+++ Supplied records +++
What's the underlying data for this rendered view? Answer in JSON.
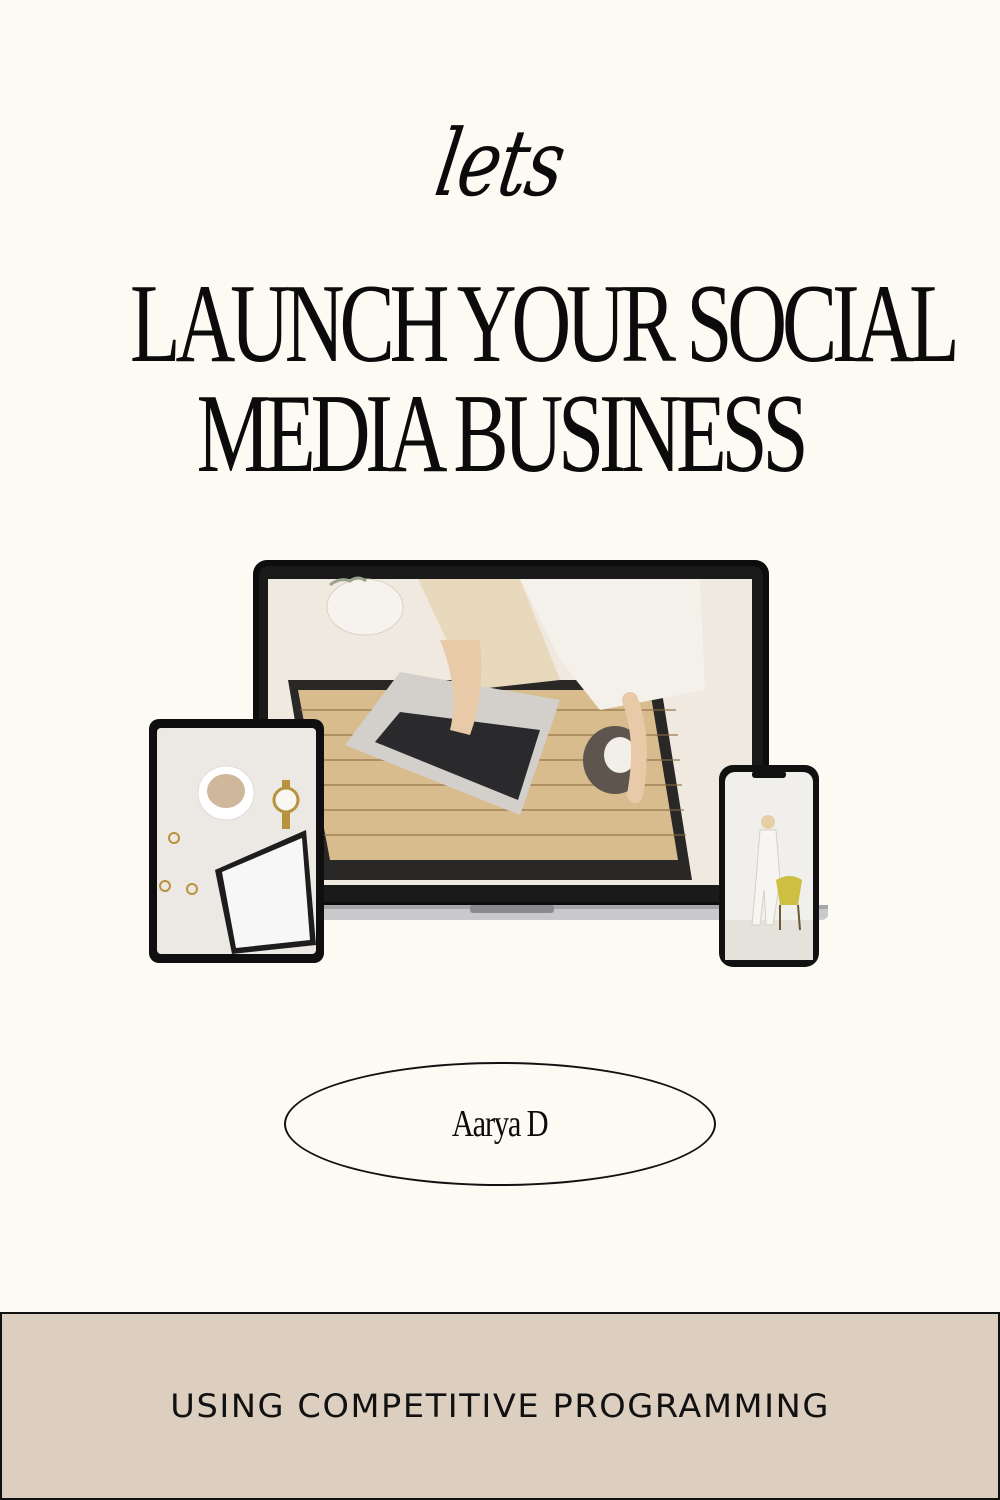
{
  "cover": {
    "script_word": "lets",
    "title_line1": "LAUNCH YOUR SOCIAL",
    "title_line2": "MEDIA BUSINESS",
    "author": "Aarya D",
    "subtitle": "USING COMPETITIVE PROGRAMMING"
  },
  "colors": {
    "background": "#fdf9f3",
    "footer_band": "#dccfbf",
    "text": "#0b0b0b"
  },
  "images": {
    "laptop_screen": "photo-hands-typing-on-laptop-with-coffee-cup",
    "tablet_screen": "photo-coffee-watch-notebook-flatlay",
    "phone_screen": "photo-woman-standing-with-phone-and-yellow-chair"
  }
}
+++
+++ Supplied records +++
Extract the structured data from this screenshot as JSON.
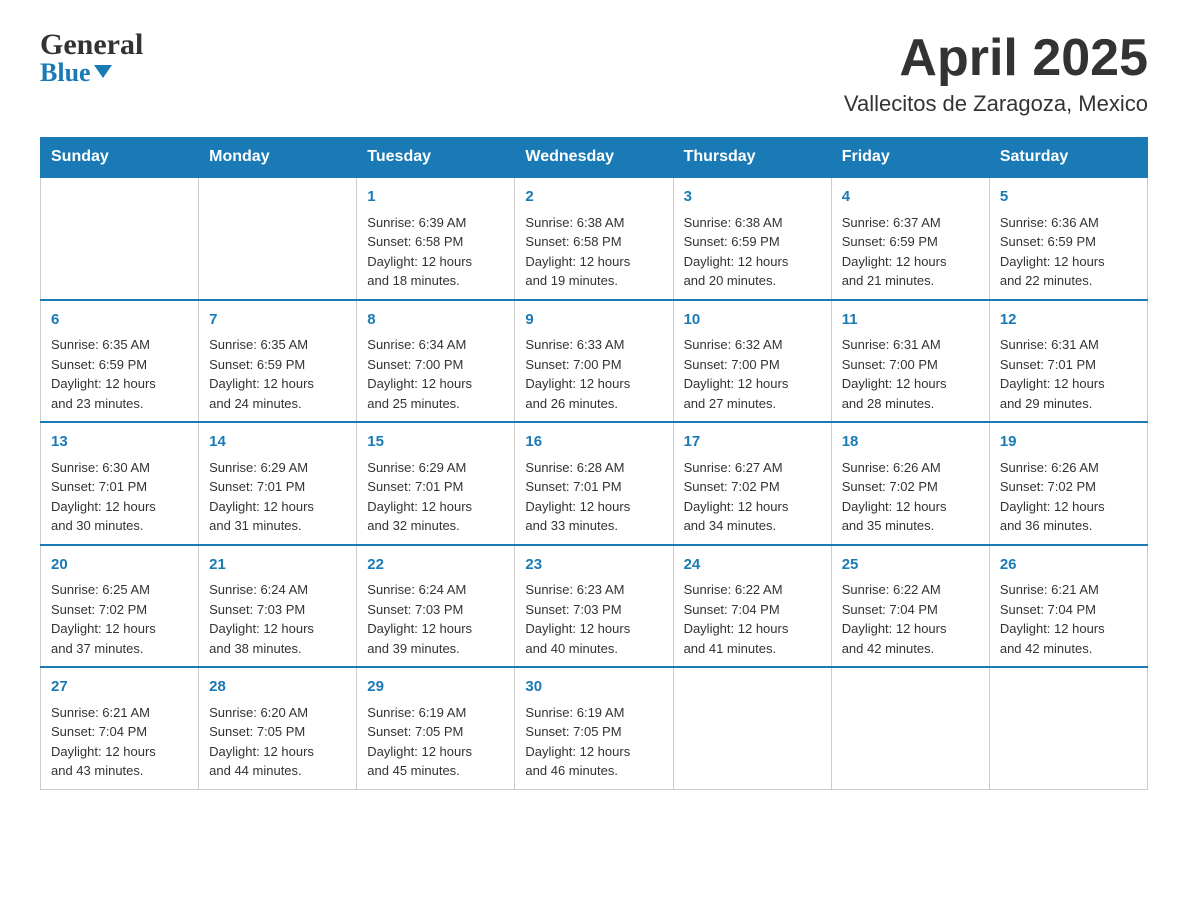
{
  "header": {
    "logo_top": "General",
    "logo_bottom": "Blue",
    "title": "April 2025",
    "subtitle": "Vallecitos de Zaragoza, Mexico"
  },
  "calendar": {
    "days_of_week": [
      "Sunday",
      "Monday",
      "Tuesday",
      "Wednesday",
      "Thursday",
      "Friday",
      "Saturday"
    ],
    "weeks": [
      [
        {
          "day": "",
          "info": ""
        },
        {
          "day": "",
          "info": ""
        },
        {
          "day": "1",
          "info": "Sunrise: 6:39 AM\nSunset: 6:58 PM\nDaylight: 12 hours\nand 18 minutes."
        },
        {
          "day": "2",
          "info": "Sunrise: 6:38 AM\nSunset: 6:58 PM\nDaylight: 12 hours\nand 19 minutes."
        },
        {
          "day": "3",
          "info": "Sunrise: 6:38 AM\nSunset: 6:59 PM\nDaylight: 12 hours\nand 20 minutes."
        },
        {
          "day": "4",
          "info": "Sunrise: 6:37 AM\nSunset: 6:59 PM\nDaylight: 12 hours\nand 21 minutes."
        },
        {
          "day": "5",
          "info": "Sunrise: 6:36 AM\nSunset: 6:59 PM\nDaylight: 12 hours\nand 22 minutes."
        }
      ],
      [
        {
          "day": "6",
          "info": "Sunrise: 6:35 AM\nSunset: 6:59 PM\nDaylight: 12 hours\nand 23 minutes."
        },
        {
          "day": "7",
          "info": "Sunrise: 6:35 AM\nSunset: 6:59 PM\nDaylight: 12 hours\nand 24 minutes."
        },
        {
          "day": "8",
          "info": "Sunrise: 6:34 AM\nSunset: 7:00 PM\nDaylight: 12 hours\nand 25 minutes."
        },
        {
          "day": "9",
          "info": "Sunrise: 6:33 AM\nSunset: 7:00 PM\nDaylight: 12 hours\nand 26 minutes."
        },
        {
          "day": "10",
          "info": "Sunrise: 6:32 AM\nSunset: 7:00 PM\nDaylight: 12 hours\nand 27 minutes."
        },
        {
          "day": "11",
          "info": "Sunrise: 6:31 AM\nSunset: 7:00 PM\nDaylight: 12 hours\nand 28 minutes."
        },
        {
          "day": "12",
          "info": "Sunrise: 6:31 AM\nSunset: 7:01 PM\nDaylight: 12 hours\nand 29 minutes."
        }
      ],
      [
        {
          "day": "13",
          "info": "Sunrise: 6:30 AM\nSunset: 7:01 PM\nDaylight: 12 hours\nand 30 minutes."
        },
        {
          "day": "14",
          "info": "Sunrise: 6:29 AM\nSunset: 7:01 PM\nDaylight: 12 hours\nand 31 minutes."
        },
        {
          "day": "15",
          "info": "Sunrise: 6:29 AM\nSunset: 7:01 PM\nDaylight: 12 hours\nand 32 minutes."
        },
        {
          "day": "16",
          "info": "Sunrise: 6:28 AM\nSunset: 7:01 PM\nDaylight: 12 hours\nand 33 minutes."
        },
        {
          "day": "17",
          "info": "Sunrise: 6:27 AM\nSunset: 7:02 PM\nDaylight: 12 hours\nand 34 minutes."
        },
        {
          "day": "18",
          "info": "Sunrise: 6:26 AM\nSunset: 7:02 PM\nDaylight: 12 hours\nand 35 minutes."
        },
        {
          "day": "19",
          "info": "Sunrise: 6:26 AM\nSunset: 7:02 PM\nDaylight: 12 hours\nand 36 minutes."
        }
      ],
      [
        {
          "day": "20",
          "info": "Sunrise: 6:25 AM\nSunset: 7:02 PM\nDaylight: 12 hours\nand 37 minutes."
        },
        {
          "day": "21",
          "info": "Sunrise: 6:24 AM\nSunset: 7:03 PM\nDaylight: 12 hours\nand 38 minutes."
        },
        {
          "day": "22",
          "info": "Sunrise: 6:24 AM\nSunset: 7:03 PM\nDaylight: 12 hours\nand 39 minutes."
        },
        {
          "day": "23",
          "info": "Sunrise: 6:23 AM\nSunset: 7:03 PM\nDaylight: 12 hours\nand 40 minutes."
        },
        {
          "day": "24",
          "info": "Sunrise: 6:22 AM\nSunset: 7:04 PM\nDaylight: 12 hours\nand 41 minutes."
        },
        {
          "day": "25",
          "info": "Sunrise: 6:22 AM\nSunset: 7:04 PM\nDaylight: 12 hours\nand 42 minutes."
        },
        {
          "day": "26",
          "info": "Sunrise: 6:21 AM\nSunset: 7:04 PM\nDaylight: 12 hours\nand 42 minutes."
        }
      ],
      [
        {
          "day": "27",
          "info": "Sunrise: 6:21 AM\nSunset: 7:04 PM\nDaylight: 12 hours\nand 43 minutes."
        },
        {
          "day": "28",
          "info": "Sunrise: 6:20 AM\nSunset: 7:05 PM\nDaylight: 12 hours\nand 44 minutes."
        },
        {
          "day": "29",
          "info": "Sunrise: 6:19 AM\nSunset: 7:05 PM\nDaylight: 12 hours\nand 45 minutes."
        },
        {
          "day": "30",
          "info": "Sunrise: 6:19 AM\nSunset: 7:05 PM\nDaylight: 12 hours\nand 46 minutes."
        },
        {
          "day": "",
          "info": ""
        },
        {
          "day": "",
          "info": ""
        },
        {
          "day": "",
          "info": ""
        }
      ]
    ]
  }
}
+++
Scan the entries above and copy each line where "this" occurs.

Exercise solution —
What's the underlying data for this rendered view? Answer in JSON.
Extract the structured data from this screenshot as JSON.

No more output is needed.